(Interface dataset entries)

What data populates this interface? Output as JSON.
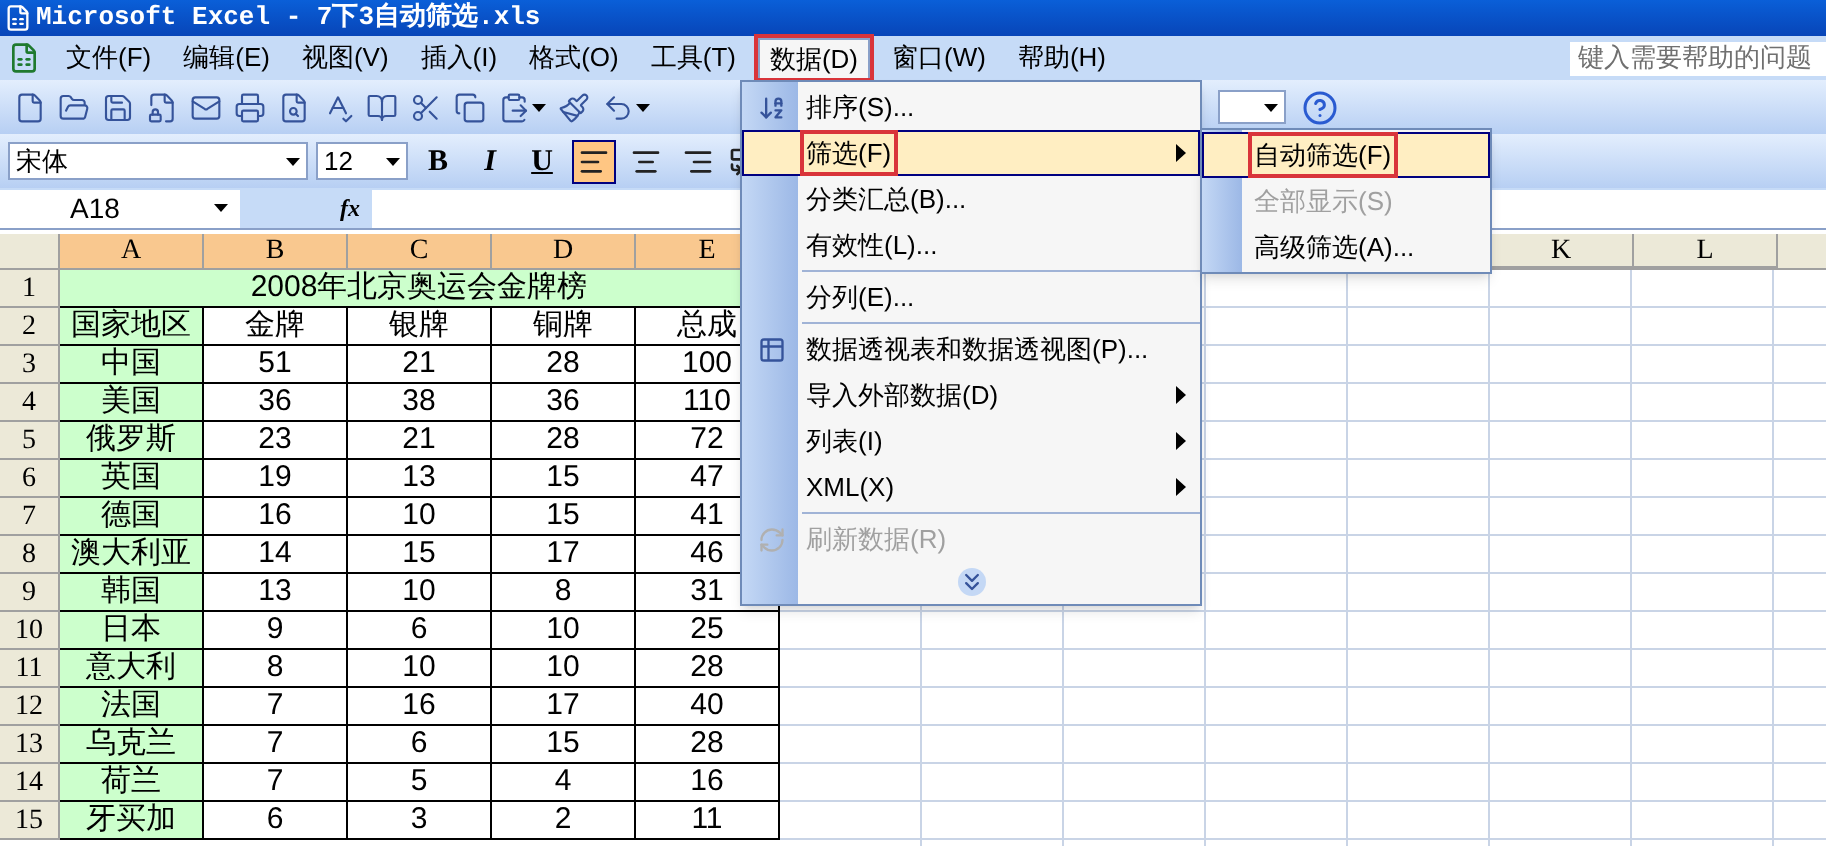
{
  "window": {
    "title": "Microsoft Excel - 7下3自动筛选.xls"
  },
  "menubar": [
    {
      "label": "文件(F)",
      "selected": false
    },
    {
      "label": "编辑(E)",
      "selected": false
    },
    {
      "label": "视图(V)",
      "selected": false
    },
    {
      "label": "插入(I)",
      "selected": false
    },
    {
      "label": "格式(O)",
      "selected": false
    },
    {
      "label": "工具(T)",
      "selected": false
    },
    {
      "label": "数据(D)",
      "selected": true,
      "outlined": true
    },
    {
      "label": "窗口(W)",
      "selected": false
    },
    {
      "label": "帮助(H)",
      "selected": false
    }
  ],
  "help_box": {
    "placeholder": "键入需要帮助的问题"
  },
  "formatting": {
    "font": "宋体",
    "size": "12",
    "styles": [
      "B",
      "I",
      "U"
    ],
    "align": [
      {
        "selected": true
      },
      {
        "selected": false
      },
      {
        "selected": false
      }
    ]
  },
  "formula_bar": {
    "name_box": "A18",
    "function_label": "fx"
  },
  "data_menu": {
    "items": [
      {
        "kind": "item",
        "label": "排序(S)...",
        "selected": false,
        "disabled": false,
        "submenu": false
      },
      {
        "kind": "item",
        "label": "筛选(F)",
        "selected": true,
        "disabled": false,
        "submenu": true,
        "outlined": true
      },
      {
        "kind": "item",
        "label": "分类汇总(B)...",
        "selected": false,
        "disabled": false,
        "submenu": false
      },
      {
        "kind": "item",
        "label": "有效性(L)...",
        "selected": false,
        "disabled": false,
        "submenu": false
      },
      {
        "kind": "separator"
      },
      {
        "kind": "item",
        "label": "分列(E)...",
        "selected": false,
        "disabled": false,
        "submenu": false
      },
      {
        "kind": "separator"
      },
      {
        "kind": "item",
        "label": "数据透视表和数据透视图(P)...",
        "selected": false,
        "disabled": false,
        "submenu": false
      },
      {
        "kind": "item",
        "label": "导入外部数据(D)",
        "selected": false,
        "disabled": false,
        "submenu": true
      },
      {
        "kind": "item",
        "label": "列表(I)",
        "selected": false,
        "disabled": false,
        "submenu": true
      },
      {
        "kind": "item",
        "label": "XML(X)",
        "selected": false,
        "disabled": false,
        "submenu": true
      },
      {
        "kind": "separator"
      },
      {
        "kind": "item",
        "label": "刷新数据(R)",
        "selected": false,
        "disabled": true,
        "submenu": false
      },
      {
        "kind": "expand"
      }
    ]
  },
  "filter_submenu": {
    "items": [
      {
        "label": "自动筛选(F)",
        "selected": true,
        "disabled": false,
        "outlined": true
      },
      {
        "label": "全部显示(S)",
        "selected": false,
        "disabled": true
      },
      {
        "label": "高级筛选(A)...",
        "selected": false,
        "disabled": false
      }
    ]
  },
  "sheet": {
    "columns": [
      {
        "label": "A",
        "selected": true
      },
      {
        "label": "B",
        "selected": true
      },
      {
        "label": "C",
        "selected": true
      },
      {
        "label": "D",
        "selected": true
      },
      {
        "label": "E",
        "selected": true
      },
      {
        "label": "K",
        "selected": false
      },
      {
        "label": "L",
        "selected": false
      }
    ],
    "title_row": {
      "number": "1",
      "text": "2008年北京奥运会金牌榜"
    },
    "rows": [
      {
        "number": "2",
        "cells": [
          "国家地区",
          "金牌",
          "银牌",
          "铜牌",
          "总成"
        ]
      },
      {
        "number": "3",
        "cells": [
          "中国",
          "51",
          "21",
          "28",
          "100"
        ]
      },
      {
        "number": "4",
        "cells": [
          "美国",
          "36",
          "38",
          "36",
          "110"
        ]
      },
      {
        "number": "5",
        "cells": [
          "俄罗斯",
          "23",
          "21",
          "28",
          "72"
        ]
      },
      {
        "number": "6",
        "cells": [
          "英国",
          "19",
          "13",
          "15",
          "47"
        ]
      },
      {
        "number": "7",
        "cells": [
          "德国",
          "16",
          "10",
          "15",
          "41"
        ]
      },
      {
        "number": "8",
        "cells": [
          "澳大利亚",
          "14",
          "15",
          "17",
          "46"
        ]
      },
      {
        "number": "9",
        "cells": [
          "韩国",
          "13",
          "10",
          "8",
          "31"
        ]
      },
      {
        "number": "10",
        "cells": [
          "日本",
          "9",
          "6",
          "10",
          "25"
        ]
      },
      {
        "number": "11",
        "cells": [
          "意大利",
          "8",
          "10",
          "10",
          "28"
        ]
      },
      {
        "number": "12",
        "cells": [
          "法国",
          "7",
          "16",
          "17",
          "40"
        ]
      },
      {
        "number": "13",
        "cells": [
          "乌克兰",
          "7",
          "6",
          "15",
          "28"
        ]
      },
      {
        "number": "14",
        "cells": [
          "荷兰",
          "7",
          "5",
          "4",
          "16"
        ]
      },
      {
        "number": "15",
        "cells": [
          "牙买加",
          "6",
          "3",
          "2",
          "11"
        ]
      }
    ]
  }
}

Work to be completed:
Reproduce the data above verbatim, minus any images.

Output of the exercise:
What data populates this interface? Output as JSON.
{
  "window": {
    "title": "Microsoft Excel - 7下3自动筛选.xls"
  },
  "menubar": [
    {
      "label": "文件(F)",
      "selected": false
    },
    {
      "label": "编辑(E)",
      "selected": false
    },
    {
      "label": "视图(V)",
      "selected": false
    },
    {
      "label": "插入(I)",
      "selected": false
    },
    {
      "label": "格式(O)",
      "selected": false
    },
    {
      "label": "工具(T)",
      "selected": false
    },
    {
      "label": "数据(D)",
      "selected": true,
      "outlined": true
    },
    {
      "label": "窗口(W)",
      "selected": false
    },
    {
      "label": "帮助(H)",
      "selected": false
    }
  ],
  "help_box": {
    "placeholder": "键入需要帮助的问题"
  },
  "formatting": {
    "font": "宋体",
    "size": "12",
    "styles": [
      "B",
      "I",
      "U"
    ],
    "align": [
      {
        "selected": true
      },
      {
        "selected": false
      },
      {
        "selected": false
      }
    ]
  },
  "formula_bar": {
    "name_box": "A18",
    "function_label": "fx"
  },
  "data_menu": {
    "items": [
      {
        "kind": "item",
        "label": "排序(S)...",
        "selected": false,
        "disabled": false,
        "submenu": false
      },
      {
        "kind": "item",
        "label": "筛选(F)",
        "selected": true,
        "disabled": false,
        "submenu": true,
        "outlined": true
      },
      {
        "kind": "item",
        "label": "分类汇总(B)...",
        "selected": false,
        "disabled": false,
        "submenu": false
      },
      {
        "kind": "item",
        "label": "有效性(L)...",
        "selected": false,
        "disabled": false,
        "submenu": false
      },
      {
        "kind": "separator"
      },
      {
        "kind": "item",
        "label": "分列(E)...",
        "selected": false,
        "disabled": false,
        "submenu": false
      },
      {
        "kind": "separator"
      },
      {
        "kind": "item",
        "label": "数据透视表和数据透视图(P)...",
        "selected": false,
        "disabled": false,
        "submenu": false
      },
      {
        "kind": "item",
        "label": "导入外部数据(D)",
        "selected": false,
        "disabled": false,
        "submenu": true
      },
      {
        "kind": "item",
        "label": "列表(I)",
        "selected": false,
        "disabled": false,
        "submenu": true
      },
      {
        "kind": "item",
        "label": "XML(X)",
        "selected": false,
        "disabled": false,
        "submenu": true
      },
      {
        "kind": "separator"
      },
      {
        "kind": "item",
        "label": "刷新数据(R)",
        "selected": false,
        "disabled": true,
        "submenu": false
      },
      {
        "kind": "expand"
      }
    ]
  },
  "filter_submenu": {
    "items": [
      {
        "label": "自动筛选(F)",
        "selected": true,
        "disabled": false,
        "outlined": true
      },
      {
        "label": "全部显示(S)",
        "selected": false,
        "disabled": true
      },
      {
        "label": "高级筛选(A)...",
        "selected": false,
        "disabled": false
      }
    ]
  },
  "sheet": {
    "columns": [
      {
        "label": "A",
        "selected": true
      },
      {
        "label": "B",
        "selected": true
      },
      {
        "label": "C",
        "selected": true
      },
      {
        "label": "D",
        "selected": true
      },
      {
        "label": "E",
        "selected": true
      },
      {
        "label": "K",
        "selected": false
      },
      {
        "label": "L",
        "selected": false
      }
    ],
    "title_row": {
      "number": "1",
      "text": "2008年北京奥运会金牌榜"
    },
    "rows": [
      {
        "number": "2",
        "cells": [
          "国家地区",
          "金牌",
          "银牌",
          "铜牌",
          "总成"
        ]
      },
      {
        "number": "3",
        "cells": [
          "中国",
          "51",
          "21",
          "28",
          "100"
        ]
      },
      {
        "number": "4",
        "cells": [
          "美国",
          "36",
          "38",
          "36",
          "110"
        ]
      },
      {
        "number": "5",
        "cells": [
          "俄罗斯",
          "23",
          "21",
          "28",
          "72"
        ]
      },
      {
        "number": "6",
        "cells": [
          "英国",
          "19",
          "13",
          "15",
          "47"
        ]
      },
      {
        "number": "7",
        "cells": [
          "德国",
          "16",
          "10",
          "15",
          "41"
        ]
      },
      {
        "number": "8",
        "cells": [
          "澳大利亚",
          "14",
          "15",
          "17",
          "46"
        ]
      },
      {
        "number": "9",
        "cells": [
          "韩国",
          "13",
          "10",
          "8",
          "31"
        ]
      },
      {
        "number": "10",
        "cells": [
          "日本",
          "9",
          "6",
          "10",
          "25"
        ]
      },
      {
        "number": "11",
        "cells": [
          "意大利",
          "8",
          "10",
          "10",
          "28"
        ]
      },
      {
        "number": "12",
        "cells": [
          "法国",
          "7",
          "16",
          "17",
          "40"
        ]
      },
      {
        "number": "13",
        "cells": [
          "乌克兰",
          "7",
          "6",
          "15",
          "28"
        ]
      },
      {
        "number": "14",
        "cells": [
          "荷兰",
          "7",
          "5",
          "4",
          "16"
        ]
      },
      {
        "number": "15",
        "cells": [
          "牙买加",
          "6",
          "3",
          "2",
          "11"
        ]
      }
    ]
  }
}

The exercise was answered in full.